TASK DATA Block Start

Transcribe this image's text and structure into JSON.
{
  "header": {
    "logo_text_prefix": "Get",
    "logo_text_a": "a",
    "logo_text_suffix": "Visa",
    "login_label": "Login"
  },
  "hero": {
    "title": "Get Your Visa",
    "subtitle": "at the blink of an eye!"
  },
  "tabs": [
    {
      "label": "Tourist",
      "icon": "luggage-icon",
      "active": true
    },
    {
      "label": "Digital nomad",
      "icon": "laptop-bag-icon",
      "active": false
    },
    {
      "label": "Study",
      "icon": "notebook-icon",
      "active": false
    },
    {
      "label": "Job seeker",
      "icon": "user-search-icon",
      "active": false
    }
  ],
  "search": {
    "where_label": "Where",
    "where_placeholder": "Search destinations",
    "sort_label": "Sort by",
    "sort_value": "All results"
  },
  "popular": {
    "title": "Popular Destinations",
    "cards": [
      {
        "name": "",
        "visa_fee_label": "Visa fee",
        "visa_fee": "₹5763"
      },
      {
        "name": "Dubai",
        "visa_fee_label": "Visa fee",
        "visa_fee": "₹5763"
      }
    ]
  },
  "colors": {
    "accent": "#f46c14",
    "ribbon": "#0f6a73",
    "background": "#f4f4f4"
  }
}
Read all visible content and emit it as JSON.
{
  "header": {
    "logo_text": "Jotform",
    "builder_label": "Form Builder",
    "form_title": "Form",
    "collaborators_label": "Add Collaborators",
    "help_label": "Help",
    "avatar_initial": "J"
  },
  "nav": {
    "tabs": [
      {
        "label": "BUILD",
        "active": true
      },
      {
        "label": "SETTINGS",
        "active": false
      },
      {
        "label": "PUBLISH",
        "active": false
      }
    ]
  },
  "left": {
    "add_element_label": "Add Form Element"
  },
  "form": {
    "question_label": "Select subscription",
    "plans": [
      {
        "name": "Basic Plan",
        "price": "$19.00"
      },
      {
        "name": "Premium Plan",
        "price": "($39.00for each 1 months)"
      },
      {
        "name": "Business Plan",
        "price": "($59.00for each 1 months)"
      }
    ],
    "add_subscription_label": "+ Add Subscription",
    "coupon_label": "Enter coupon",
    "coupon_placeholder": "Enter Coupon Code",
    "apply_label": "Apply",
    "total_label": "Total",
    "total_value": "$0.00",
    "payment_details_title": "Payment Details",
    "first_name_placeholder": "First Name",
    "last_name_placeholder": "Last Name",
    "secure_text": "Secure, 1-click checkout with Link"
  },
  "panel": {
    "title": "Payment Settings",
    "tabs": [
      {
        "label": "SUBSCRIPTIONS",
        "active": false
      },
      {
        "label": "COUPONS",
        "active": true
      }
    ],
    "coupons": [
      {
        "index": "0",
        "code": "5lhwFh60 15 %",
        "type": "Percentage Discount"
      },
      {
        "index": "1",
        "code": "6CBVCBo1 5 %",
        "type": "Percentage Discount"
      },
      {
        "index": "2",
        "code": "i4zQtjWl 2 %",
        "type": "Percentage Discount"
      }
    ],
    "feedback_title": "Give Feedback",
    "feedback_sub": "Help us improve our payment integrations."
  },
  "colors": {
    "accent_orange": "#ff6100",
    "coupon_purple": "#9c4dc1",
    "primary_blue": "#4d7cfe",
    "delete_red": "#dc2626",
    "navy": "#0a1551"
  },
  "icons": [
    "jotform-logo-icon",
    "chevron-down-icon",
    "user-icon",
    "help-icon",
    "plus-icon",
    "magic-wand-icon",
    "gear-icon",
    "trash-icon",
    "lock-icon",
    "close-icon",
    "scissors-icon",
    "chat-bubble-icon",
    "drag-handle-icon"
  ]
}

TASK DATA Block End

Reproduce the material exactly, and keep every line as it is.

Transcribe this image's text and structure into JSON.
{
  "header": {
    "logo_text_prefix": "Get",
    "logo_text_a": "a",
    "logo_text_suffix": "Visa",
    "login_label": "Login"
  },
  "hero": {
    "title": "Get Your Visa",
    "subtitle": "at the blink of an eye!"
  },
  "tabs": [
    {
      "label": "Tourist",
      "icon": "luggage-icon",
      "active": true
    },
    {
      "label": "Digital nomad",
      "icon": "laptop-bag-icon",
      "active": false
    },
    {
      "label": "Study",
      "icon": "notebook-icon",
      "active": false
    },
    {
      "label": "Job seeker",
      "icon": "user-search-icon",
      "active": false
    }
  ],
  "search": {
    "where_label": "Where",
    "where_placeholder": "Search destinations",
    "sort_label": "Sort by",
    "sort_value": "All results"
  },
  "popular": {
    "title": "Popular Destinations",
    "cards": [
      {
        "name": "",
        "visa_fee_label": "Visa fee",
        "visa_fee": "₹5763"
      },
      {
        "name": "Dubai",
        "visa_fee_label": "Visa fee",
        "visa_fee": "₹5763"
      }
    ]
  },
  "colors": {
    "accent": "#f46c14",
    "ribbon": "#0f6a73",
    "background": "#f4f4f4"
  }
}
Read all visible content and emit it as JSON.
{
  "header": {
    "logo_text": "Jotform",
    "builder_label": "Form Builder",
    "form_title": "Form",
    "collaborators_label": "Add Collaborators",
    "help_label": "Help",
    "avatar_initial": "J"
  },
  "nav": {
    "tabs": [
      {
        "label": "BUILD",
        "active": true
      },
      {
        "label": "SETTINGS",
        "active": false
      },
      {
        "label": "PUBLISH",
        "active": false
      }
    ]
  },
  "left": {
    "add_element_label": "Add Form Element"
  },
  "form": {
    "question_label": "Select subscription",
    "plans": [
      {
        "name": "Basic Plan",
        "price": "$19.00"
      },
      {
        "name": "Premium Plan",
        "price": "($39.00for each 1 months)"
      },
      {
        "name": "Business Plan",
        "price": "($59.00for each 1 months)"
      }
    ],
    "add_subscription_label": "+ Add Subscription",
    "coupon_label": "Enter coupon",
    "coupon_placeholder": "Enter Coupon Code",
    "apply_label": "Apply",
    "total_label": "Total",
    "total_value": "$0.00",
    "payment_details_title": "Payment Details",
    "first_name_placeholder": "First Name",
    "last_name_placeholder": "Last Name",
    "secure_text": "Secure, 1-click checkout with Link"
  },
  "panel": {
    "title": "Payment Settings",
    "tabs": [
      {
        "label": "SUBSCRIPTIONS",
        "active": false
      },
      {
        "label": "COUPONS",
        "active": true
      }
    ],
    "coupons": [
      {
        "index": "0",
        "code": "5lhwFh60 15 %",
        "type": "Percentage Discount"
      },
      {
        "index": "1",
        "code": "6CBVCBo1 5 %",
        "type": "Percentage Discount"
      },
      {
        "index": "2",
        "code": "i4zQtjWl 2 %",
        "type": "Percentage Discount"
      }
    ],
    "feedback_title": "Give Feedback",
    "feedback_sub": "Help us improve our payment integrations."
  },
  "colors": {
    "accent_orange": "#ff6100",
    "coupon_purple": "#9c4dc1",
    "primary_blue": "#4d7cfe",
    "delete_red": "#dc2626",
    "navy": "#0a1551"
  },
  "icons": [
    "jotform-logo-icon",
    "chevron-down-icon",
    "user-icon",
    "help-icon",
    "plus-icon",
    "magic-wand-icon",
    "gear-icon",
    "trash-icon",
    "lock-icon",
    "close-icon",
    "scissors-icon",
    "chat-bubble-icon",
    "drag-handle-icon"
  ]
}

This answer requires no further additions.